[[ Source data, beginning ]]
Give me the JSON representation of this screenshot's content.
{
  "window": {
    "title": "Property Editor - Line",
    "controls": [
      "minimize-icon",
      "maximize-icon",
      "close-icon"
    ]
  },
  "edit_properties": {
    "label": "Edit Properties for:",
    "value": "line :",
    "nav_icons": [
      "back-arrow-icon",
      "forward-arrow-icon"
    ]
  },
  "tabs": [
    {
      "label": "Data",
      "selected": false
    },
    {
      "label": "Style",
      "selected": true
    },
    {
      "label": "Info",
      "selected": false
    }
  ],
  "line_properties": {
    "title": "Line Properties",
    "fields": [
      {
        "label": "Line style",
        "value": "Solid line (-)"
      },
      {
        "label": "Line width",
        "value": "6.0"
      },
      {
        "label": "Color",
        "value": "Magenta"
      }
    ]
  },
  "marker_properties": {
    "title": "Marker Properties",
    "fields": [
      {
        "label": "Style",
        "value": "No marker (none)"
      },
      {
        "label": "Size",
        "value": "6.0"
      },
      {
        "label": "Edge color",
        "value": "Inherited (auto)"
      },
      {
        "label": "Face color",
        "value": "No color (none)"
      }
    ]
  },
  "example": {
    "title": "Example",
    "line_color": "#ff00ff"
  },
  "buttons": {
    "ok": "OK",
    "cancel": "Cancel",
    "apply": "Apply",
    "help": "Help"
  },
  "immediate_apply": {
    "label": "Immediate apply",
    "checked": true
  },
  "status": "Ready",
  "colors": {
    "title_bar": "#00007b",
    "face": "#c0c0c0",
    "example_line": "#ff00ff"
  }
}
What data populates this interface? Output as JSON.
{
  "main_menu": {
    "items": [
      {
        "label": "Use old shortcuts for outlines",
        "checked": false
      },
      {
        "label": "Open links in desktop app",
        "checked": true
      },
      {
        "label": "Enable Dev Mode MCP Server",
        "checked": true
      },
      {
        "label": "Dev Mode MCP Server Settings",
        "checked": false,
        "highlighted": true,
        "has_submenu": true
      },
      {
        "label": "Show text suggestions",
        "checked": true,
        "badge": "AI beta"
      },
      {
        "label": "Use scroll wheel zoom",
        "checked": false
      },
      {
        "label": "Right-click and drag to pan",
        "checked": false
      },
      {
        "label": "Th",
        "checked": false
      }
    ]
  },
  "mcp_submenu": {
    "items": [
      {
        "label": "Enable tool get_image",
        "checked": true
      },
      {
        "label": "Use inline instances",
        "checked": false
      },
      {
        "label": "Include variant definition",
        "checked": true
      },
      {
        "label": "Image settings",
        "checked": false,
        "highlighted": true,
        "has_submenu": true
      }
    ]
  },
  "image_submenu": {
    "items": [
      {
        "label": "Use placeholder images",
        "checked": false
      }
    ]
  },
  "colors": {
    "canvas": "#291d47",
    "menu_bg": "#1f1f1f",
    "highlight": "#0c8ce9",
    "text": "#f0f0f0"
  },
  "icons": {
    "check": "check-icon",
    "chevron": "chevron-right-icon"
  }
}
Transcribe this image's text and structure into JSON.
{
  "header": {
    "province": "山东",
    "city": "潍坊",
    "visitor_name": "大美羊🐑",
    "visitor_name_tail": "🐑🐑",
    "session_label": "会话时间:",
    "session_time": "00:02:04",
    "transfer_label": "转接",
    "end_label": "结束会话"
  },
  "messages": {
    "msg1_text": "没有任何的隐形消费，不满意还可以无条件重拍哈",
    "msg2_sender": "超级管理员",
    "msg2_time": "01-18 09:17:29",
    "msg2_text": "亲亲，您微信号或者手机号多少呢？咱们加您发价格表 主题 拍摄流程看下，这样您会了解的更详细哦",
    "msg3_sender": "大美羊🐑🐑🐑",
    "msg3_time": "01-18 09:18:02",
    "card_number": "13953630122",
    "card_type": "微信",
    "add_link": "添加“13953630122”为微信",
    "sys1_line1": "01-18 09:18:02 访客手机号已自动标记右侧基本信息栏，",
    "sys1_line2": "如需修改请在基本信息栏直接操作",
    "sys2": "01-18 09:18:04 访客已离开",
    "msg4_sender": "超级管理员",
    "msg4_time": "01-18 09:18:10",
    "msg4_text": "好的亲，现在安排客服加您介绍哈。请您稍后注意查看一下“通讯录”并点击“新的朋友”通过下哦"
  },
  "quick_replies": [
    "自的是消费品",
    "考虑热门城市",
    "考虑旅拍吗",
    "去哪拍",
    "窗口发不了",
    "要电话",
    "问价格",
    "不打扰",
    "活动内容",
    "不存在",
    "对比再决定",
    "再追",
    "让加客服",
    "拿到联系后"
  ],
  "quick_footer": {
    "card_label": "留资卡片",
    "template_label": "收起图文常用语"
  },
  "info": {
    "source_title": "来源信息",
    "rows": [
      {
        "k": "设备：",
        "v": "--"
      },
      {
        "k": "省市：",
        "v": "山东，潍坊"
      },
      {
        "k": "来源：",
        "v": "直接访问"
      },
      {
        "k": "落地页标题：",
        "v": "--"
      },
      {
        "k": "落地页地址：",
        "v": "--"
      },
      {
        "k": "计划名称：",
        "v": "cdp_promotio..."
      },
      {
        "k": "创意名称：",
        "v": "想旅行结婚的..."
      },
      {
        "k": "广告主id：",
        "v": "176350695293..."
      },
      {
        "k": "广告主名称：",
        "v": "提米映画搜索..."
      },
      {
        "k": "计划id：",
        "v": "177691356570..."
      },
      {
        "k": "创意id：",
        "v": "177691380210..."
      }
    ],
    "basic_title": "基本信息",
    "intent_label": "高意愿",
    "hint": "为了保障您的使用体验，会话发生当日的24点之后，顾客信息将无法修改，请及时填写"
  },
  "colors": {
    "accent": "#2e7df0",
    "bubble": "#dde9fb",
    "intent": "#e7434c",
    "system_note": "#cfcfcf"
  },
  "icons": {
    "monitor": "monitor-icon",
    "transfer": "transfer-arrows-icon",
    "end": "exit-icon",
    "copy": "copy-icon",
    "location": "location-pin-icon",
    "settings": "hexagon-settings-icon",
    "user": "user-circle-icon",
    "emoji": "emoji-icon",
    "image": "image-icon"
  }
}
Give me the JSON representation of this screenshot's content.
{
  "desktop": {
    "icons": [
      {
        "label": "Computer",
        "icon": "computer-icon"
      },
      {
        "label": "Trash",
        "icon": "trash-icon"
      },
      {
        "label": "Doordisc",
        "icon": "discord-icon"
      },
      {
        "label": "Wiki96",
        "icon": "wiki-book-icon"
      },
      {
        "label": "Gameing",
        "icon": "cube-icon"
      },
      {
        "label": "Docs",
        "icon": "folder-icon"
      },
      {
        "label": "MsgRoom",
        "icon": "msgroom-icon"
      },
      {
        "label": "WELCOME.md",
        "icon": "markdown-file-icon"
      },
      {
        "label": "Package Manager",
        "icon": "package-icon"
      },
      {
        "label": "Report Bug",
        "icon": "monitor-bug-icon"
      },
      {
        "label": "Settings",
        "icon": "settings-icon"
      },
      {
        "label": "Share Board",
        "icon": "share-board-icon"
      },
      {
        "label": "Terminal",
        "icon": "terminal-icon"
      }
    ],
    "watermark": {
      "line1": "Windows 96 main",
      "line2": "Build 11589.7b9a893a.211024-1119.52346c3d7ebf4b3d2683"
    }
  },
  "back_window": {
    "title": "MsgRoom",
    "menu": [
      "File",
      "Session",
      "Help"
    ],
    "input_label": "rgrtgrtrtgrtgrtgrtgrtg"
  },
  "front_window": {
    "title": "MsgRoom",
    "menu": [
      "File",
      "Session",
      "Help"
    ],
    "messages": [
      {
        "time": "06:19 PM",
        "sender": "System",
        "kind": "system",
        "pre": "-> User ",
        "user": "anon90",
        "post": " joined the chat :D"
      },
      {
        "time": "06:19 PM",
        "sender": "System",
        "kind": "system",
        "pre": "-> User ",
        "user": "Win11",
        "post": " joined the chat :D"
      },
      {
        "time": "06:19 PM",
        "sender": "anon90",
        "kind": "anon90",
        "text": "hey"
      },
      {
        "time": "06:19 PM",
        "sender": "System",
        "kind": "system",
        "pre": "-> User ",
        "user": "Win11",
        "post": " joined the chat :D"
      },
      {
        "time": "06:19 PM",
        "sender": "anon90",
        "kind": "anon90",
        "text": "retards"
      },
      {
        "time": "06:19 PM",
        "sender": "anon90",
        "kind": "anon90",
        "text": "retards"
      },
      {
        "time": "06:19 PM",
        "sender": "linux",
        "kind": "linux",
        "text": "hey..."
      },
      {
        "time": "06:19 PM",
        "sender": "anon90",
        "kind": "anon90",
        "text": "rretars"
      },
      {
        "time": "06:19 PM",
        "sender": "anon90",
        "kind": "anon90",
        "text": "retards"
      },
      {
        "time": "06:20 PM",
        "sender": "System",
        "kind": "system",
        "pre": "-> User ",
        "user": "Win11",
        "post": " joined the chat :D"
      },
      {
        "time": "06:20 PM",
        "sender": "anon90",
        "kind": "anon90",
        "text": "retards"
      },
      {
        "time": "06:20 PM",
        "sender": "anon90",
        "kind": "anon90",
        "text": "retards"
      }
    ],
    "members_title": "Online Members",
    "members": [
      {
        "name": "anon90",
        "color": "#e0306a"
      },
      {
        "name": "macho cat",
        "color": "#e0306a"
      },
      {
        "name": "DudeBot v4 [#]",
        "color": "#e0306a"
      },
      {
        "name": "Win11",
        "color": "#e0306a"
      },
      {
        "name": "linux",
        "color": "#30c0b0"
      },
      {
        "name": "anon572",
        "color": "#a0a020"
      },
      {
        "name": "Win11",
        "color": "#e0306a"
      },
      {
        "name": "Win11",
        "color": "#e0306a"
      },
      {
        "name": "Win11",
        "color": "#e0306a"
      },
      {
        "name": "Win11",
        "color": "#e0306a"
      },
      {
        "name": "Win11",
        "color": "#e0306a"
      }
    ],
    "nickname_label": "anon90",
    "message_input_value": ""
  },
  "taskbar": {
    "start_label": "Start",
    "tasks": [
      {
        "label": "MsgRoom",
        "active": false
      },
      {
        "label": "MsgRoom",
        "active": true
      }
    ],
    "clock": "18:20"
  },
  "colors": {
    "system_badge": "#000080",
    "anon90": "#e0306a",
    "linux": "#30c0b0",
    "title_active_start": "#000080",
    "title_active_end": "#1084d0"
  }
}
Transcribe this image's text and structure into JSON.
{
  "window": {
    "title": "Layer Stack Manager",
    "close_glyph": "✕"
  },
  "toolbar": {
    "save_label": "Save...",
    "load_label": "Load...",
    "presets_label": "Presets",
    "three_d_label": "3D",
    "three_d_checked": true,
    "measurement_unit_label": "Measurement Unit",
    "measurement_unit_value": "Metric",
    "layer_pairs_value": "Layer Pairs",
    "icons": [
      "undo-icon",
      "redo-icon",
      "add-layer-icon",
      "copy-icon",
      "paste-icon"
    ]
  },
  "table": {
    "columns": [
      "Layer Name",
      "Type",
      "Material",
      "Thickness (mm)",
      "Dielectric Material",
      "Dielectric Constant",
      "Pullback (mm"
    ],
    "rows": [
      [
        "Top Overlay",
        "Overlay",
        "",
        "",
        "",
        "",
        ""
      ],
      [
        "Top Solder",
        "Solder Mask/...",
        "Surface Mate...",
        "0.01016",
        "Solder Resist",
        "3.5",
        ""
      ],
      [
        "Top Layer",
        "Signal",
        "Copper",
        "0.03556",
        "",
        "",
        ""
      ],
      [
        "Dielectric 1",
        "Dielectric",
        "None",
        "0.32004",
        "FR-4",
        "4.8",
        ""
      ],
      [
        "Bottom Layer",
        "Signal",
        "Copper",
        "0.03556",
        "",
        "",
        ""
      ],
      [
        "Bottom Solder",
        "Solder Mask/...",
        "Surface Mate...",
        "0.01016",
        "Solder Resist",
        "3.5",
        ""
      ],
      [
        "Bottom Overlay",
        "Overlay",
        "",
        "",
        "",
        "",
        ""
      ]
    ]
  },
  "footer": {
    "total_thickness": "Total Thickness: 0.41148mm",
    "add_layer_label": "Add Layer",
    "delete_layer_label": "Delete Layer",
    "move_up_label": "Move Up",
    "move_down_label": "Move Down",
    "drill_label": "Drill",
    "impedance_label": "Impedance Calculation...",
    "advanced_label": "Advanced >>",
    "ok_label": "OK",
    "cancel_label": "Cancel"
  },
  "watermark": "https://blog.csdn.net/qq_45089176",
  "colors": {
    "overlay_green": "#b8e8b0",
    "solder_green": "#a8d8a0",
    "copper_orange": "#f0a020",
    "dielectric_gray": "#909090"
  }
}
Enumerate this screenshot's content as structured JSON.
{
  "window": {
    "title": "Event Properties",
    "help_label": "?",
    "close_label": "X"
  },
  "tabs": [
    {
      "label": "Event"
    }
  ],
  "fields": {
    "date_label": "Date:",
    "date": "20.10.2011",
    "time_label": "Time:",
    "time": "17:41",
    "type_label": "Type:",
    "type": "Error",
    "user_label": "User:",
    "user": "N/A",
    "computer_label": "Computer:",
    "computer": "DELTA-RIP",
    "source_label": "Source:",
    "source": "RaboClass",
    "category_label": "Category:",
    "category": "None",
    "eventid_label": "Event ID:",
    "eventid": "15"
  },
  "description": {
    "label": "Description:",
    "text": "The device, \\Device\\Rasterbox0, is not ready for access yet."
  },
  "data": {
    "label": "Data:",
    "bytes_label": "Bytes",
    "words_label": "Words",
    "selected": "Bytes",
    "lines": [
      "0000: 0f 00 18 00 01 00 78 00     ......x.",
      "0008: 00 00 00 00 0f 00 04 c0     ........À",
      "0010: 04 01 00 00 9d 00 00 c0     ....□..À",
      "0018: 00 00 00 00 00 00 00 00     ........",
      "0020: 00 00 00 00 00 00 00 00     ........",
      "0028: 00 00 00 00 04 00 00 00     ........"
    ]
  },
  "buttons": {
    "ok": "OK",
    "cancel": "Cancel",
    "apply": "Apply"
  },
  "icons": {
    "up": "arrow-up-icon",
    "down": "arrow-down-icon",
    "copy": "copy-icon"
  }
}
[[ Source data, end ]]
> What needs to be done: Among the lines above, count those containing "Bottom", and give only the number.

> Answer for the task: 3